of her hearing her own voice for the first time in 29 years lit a viral fire through the Internet. The video, shot by her husband Sloan, shows what's known as the Esteem hearing implant being tested out on Sarah before the surgery. The second the implant is turned on, Sarah's face crumbles with emotion.
Where Is She Now:
After all the press following the video's viral explosion, Sarah is set to get the Esteem hearing implant for her other ear -- free of charge this Friday, January 13. Since the video, Sarah has appeared everywhere from -- the Ellen DeGeneres show to New York Ink, where she had them tattoo a heart behind her ear.

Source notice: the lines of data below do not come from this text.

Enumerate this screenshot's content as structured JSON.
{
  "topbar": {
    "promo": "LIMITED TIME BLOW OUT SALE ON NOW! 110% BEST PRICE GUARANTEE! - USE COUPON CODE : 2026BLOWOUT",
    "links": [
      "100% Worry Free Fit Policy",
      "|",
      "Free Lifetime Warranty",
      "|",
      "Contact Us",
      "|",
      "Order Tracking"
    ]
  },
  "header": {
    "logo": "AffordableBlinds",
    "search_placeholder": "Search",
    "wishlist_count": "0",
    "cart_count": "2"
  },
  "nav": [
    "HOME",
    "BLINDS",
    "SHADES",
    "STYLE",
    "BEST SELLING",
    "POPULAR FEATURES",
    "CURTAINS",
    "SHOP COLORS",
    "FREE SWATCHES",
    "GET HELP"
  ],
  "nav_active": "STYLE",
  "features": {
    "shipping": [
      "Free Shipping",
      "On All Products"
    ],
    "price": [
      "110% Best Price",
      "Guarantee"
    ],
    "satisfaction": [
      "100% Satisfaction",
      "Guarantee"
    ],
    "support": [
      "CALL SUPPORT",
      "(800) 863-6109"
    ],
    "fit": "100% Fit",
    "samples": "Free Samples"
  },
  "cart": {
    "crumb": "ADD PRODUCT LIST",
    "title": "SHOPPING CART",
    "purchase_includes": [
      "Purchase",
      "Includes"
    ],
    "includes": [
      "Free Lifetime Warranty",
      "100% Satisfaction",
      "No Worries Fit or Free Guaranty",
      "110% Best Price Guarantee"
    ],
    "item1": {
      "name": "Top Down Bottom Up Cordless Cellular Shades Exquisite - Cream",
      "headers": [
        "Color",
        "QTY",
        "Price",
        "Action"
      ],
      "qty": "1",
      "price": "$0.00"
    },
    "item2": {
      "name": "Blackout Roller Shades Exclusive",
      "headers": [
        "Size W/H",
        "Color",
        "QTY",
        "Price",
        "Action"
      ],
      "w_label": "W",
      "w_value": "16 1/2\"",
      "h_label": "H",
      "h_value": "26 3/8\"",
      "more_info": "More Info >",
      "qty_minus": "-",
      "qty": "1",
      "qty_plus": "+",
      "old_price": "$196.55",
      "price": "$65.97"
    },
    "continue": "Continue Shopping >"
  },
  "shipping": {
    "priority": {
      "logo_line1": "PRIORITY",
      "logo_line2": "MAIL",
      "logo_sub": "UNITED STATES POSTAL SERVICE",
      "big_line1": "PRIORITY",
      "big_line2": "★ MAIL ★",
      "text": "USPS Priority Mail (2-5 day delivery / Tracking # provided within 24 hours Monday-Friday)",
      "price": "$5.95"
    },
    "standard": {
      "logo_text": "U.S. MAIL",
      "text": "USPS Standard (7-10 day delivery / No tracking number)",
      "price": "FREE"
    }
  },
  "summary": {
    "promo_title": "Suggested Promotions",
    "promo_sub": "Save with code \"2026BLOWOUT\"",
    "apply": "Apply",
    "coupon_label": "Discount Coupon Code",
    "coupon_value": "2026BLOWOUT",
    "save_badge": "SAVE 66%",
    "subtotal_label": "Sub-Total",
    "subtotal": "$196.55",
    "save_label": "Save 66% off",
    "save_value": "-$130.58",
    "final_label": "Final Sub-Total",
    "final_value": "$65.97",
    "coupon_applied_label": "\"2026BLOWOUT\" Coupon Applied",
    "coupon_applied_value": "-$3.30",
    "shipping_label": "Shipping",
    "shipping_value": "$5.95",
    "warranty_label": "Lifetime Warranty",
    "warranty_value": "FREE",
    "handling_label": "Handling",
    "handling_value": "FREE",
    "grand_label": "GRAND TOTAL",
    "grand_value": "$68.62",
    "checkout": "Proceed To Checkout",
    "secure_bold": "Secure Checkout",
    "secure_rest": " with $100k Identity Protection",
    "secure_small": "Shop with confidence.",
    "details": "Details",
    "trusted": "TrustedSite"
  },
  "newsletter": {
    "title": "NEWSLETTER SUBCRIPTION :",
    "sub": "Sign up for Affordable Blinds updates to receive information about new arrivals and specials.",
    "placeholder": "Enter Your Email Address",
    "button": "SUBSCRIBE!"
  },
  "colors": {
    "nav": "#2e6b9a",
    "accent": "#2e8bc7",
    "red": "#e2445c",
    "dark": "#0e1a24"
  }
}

In an interview with The Huffington Post, Sarah said hearing her children for the first time was the most powerful part of having the implant.
"You miss out on so much, and the morning after I was on the kitchen floor just bawling," she said. "It just broke my heart thinking about all the people out there missing it like I did."
Sarah said that the experience has opened the door to many different opportunities, and shown her that, one day, she'd like to work with parents and children with hearing disabilities.